Home Study Preparer’s Certification and Statement of Authority to conduct home studies: The Home Study must include a statement in which the home study preparer certifies that he or she is licensed or otherwise authorized by the state of the orphan’s proposed residence to research and prepare home studies.
Review of the Home Study: If prospective parents reside abroad, an appropriate public or private adoption agency licensed, or otherwise authorized, by any State in the United States to place children for adoption, must review and favorably recommend the home study before it is submitted to the service. The United States adoption agency must also provide a copy of their license.
Refugee Travel Documents (I-131)
Applications for Refugee Travel Documents may be filed at the Rome District Office by mail or in person at an InfoPass appointment if the applicant:
- Was admitted to the US as a refugee or asylee,
- Departed the US without having applied for a Refugee Travel Document, and
- Has not yet been outside the US for more than one year
In order to approve a Refugee Travel Document application, there must be sufficient time to process and deliver the document so that the applicant can travel back to the United States before the one-year deadline. In urgent or compelling circumstances, or when there is insufficient time to process and issue the document, USCIS may request that the Field Office or US Embassy/Consulate with jurisdiction over the applicant’s residence issue a Boarding/Transportation Letter in lieu of a Refugee Travel Document.
Filing An Application For Refugee Travel Documents
Please read the instruction pages attached to the petition carefully and complete all appropriate sections of the form.
You may download and use the following instructions to assist with the filing of your I-131:
Fee amounts for applications and petitions are listed on our Forms, Fees and Filing Locations Chart. The fees for all applications and petitions submitted to this office must be paid:
- In cash with either U.S. dollars or Euro only if the application is filed in person at the U.S. Embassy in Rome; or
- By a cashier’s check, money order, or international bank draft, made payable in U.S. Dollars to the U.S. Embassy in Rome, issued by any bank with a U.S. affiliation or by a U.S. military Post Office facility
- Personal checks are not accepted
Asylum and Refugee Program
The United States does not grant asylum in its diplomatic premises abroad. Under U.S. law, the United States grants asylum only to aliens who are physically present in the United States.
U.S. Refugee Program

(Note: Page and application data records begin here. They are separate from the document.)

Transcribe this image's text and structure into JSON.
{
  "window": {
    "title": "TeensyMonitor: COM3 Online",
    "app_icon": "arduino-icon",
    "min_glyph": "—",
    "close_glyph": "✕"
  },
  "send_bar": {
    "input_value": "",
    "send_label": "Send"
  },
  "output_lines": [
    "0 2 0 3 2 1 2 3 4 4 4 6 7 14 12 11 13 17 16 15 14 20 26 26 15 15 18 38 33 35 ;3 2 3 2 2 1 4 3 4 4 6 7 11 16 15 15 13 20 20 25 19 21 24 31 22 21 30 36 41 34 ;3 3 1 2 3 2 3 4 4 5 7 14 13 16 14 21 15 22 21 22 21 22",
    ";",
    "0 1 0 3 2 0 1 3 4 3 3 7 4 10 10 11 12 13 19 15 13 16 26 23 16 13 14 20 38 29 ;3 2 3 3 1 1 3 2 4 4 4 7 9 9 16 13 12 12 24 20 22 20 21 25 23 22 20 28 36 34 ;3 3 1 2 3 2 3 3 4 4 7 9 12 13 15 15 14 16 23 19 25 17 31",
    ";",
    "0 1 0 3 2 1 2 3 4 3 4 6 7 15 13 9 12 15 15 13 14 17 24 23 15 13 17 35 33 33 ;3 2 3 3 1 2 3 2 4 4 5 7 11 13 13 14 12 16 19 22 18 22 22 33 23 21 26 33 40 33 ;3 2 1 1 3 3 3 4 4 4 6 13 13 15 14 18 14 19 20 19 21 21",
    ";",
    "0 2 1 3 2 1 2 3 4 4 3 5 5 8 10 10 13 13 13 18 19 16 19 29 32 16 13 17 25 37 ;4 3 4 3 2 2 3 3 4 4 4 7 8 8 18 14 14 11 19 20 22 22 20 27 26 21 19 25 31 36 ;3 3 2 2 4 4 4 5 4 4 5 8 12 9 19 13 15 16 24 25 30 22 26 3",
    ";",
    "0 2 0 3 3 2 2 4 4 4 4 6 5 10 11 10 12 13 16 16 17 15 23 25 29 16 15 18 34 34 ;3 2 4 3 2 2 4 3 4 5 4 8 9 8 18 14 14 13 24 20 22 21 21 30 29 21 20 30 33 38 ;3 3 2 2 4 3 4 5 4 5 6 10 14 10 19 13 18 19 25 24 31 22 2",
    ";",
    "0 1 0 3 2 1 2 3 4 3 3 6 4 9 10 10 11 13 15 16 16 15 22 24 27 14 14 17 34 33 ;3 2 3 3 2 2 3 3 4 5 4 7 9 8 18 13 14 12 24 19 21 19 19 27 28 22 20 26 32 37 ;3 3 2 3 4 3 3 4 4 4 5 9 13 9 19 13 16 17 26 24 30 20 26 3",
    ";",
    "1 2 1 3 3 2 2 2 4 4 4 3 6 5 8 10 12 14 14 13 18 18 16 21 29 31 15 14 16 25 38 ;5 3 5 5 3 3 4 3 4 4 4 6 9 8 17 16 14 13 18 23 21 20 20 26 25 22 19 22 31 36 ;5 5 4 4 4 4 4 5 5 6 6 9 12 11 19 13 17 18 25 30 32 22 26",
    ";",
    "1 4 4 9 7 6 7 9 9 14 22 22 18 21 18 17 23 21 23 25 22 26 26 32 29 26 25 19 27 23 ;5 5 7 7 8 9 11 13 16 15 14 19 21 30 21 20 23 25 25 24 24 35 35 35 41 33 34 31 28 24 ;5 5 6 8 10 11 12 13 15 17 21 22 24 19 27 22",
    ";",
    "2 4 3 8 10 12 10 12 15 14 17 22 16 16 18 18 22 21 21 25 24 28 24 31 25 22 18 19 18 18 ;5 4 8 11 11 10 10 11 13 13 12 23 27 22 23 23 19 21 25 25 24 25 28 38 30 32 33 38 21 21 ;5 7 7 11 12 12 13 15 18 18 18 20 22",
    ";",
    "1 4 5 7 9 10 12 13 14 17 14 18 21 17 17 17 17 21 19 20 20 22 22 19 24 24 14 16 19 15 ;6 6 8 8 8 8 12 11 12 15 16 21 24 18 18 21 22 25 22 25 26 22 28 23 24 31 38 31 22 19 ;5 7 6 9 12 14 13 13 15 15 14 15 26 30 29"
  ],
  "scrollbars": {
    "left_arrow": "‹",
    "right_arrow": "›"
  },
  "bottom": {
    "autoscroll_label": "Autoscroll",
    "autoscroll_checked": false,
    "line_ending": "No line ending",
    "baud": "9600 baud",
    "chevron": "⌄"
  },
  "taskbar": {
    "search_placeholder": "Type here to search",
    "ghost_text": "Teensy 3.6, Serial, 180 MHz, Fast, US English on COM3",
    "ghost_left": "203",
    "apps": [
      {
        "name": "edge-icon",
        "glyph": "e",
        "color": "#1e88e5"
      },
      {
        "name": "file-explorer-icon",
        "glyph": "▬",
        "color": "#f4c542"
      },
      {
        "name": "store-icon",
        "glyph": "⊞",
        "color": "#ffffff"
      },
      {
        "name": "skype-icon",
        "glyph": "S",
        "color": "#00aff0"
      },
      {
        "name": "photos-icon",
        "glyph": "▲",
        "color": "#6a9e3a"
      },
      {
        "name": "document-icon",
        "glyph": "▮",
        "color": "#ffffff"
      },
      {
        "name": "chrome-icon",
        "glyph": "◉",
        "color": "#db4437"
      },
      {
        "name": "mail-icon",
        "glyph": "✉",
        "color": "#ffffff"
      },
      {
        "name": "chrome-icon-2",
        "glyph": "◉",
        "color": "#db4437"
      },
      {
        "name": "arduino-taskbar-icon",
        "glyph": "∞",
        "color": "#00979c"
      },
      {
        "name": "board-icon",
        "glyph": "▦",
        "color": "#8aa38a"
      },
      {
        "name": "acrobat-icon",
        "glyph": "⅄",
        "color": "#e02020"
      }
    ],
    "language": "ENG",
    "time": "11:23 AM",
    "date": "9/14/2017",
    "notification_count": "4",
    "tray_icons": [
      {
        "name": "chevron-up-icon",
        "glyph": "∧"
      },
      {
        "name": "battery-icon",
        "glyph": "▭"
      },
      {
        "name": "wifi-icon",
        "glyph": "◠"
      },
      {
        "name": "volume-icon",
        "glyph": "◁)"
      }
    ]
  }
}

To be eligible for consideration under the U.S. Refugee program, an applicant must meet the definition of a refugee: a person outside the United States who has been persecuted or has a well-founded fear of persecution based on race, religion, nationality, membership in a particular social group or political opinion. In addition, he or she must be able to establish that he or she is not already firmly resettled in a foreign country and must fall within certain refugee processing priorities.